- Vitamins: A1, B complex and B12, C1, and E, known as powerful antioxidants
- Amino acids: glycine, for example, contained by human collagen
Aloe Vera gel products for body and face
Skincare products containing Aloe Vera gel can are safe to use every day to give the skin a healthy boost and improve its appearance on the face and body.
Beauty products with Aloe Vera Gel extract :
- Facial serums, creams, and balms
- Cleansers and exfoliators
- Lip balms
- Face masks
- Shaving cream and after-shaving Aloe Vera gel products
- Hand creams and lotions
- Moisturizers for body care and shower gels
- Sun protection lotions and after-sun products
The best products are the ones that have a high content of Aloe Vera pure gel. To enjoy the benefits of this fantastic plant’s skin, choosing carefully between the multitude of products on the market is recommended. More than the price or the packaging, attention should be placed on the ingredients’ composition and the producer’s story.
You may start your Aloe Vera cosmetics journey with Key West Aloe, a company that knows everything about this plant. Visit their Aloe Vera skincare products page to discover a range of goods such as deodorants, fragrances, sun protection, and even pet care items, all infused with the best quality Aloe Vera gel.
Substitutes for Aloe Vera gel
The Aloe Vera gel for skin can be replaced by the ingestion of Aloe juice or natural supplements containing mixed medicinal plants and a small amount of Aloe Vera extract.
Coconut oil or creams containing its extract can be used for eczema, psoriasis, dermatitis, or to deeply moisturize the skin. The coconut oil contains antiseptic substances that reduce the growth of bacteria and relieves skin itchiness.
Shea or cocoa butter both contain lots of nutrients and are highly moisturizing.
When prescribed by a doctor, hydrocortisone cream treats topical skin issues like skin rashes, atopic dermatitis, eczema, and psoriasis.
Olive oil has a high amount of nutrients that restore the skin’s elasticity and is known to soothe scratch marks, minor burns, and incisions.
Witch hazel can be an alternative to the Aloe Vera gel when the need for an antiseptic and astringent action is required. Its medical properties are also associated with the improvement of lesser skin damage (bug bites, scratches, and small cuts).
Calendula balm or cream is another well-known contender to treat minor skin lesions, irritation, and even bruising. Moreover, Calendula has a proven healing action on open wound injuries and burns due to its therapeutic property of helping tissue repair process through improving blood circulation.
As with all products, creams, and ointments containing herbal extracts and remedies, they must be used with care. Ingredients that work for some users might cause irritation on others. Always ensure that you check the ingredients contained, their purity, and test try on a patch of skin to avoid unpleasant surprises.

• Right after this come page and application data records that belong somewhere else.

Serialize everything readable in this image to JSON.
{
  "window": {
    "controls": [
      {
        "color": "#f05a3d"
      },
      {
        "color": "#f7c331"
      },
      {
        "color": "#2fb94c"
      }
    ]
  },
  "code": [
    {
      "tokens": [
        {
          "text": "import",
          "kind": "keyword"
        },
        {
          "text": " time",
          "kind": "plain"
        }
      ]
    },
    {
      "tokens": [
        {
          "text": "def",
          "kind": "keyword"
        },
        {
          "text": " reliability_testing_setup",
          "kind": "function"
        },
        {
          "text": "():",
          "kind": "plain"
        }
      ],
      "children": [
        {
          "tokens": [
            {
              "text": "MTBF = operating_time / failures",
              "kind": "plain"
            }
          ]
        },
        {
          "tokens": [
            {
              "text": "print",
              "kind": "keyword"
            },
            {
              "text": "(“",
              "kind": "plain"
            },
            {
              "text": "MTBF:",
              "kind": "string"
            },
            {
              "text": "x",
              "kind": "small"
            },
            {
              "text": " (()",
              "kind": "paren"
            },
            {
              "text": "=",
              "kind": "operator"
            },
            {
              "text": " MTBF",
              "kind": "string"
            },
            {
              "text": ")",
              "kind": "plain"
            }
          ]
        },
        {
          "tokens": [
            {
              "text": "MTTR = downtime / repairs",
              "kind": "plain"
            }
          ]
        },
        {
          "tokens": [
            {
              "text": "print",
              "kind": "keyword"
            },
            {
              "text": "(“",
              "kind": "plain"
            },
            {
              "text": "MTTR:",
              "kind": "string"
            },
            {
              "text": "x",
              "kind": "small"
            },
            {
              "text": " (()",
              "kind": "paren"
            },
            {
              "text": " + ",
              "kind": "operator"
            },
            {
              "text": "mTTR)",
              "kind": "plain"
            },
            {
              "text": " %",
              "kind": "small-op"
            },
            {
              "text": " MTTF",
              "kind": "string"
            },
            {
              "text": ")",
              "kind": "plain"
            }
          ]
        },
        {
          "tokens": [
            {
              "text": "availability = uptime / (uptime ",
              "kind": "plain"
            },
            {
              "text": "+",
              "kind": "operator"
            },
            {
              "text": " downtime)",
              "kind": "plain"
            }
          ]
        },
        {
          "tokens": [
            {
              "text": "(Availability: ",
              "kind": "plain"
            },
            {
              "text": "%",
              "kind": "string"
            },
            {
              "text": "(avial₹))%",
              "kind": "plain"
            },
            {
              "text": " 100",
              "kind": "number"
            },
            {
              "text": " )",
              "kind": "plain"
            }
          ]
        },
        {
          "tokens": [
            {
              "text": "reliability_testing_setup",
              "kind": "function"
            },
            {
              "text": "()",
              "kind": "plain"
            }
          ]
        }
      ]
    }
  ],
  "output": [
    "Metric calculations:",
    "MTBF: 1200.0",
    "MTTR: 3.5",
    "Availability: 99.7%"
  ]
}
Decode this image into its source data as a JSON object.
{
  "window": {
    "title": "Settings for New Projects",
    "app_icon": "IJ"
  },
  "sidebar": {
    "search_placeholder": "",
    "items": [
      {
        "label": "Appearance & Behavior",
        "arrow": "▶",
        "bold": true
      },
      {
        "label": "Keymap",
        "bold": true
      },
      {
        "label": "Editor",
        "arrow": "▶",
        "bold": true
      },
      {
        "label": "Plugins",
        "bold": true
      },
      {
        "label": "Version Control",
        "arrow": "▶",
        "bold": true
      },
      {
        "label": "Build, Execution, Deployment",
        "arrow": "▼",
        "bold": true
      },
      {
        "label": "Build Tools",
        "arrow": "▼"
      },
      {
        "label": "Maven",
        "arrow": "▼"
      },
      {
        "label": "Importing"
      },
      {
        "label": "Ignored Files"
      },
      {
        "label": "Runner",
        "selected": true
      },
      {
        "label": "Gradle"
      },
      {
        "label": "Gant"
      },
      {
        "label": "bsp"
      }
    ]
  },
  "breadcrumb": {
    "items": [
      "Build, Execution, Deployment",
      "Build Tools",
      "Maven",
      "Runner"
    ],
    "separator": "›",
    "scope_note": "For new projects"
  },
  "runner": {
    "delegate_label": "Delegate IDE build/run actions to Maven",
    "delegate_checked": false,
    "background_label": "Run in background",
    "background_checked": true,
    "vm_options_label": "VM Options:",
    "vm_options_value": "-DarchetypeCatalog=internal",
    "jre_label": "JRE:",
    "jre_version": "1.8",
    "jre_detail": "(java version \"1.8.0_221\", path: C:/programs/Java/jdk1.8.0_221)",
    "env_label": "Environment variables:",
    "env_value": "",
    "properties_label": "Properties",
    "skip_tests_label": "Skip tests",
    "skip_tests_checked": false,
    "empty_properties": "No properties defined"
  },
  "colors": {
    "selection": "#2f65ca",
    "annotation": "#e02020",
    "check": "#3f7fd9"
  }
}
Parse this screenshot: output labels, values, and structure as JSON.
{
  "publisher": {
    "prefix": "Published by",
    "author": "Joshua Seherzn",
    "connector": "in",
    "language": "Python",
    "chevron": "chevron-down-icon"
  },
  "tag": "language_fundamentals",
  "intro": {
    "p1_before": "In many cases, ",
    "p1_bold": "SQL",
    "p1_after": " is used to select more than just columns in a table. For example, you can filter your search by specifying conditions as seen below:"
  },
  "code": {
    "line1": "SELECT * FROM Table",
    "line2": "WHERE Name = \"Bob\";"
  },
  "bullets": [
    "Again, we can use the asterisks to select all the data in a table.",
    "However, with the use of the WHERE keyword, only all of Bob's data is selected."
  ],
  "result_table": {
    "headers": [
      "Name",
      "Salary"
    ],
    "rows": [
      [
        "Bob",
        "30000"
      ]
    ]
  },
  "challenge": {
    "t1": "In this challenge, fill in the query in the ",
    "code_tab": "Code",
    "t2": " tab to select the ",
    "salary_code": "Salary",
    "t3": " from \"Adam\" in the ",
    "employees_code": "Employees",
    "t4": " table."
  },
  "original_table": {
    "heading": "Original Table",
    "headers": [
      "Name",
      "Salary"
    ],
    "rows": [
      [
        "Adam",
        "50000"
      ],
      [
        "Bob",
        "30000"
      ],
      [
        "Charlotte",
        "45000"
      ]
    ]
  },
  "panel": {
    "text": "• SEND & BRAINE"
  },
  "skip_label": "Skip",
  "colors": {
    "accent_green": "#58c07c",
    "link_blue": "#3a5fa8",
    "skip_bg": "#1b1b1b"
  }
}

Ask a dermatologist or your doctor on the use of pure Aloe Vera gel directly on the skin whenever in doubt. They may suggest using cosmetic products with a lower Aloe Vera extract content or offering a list of alternatives.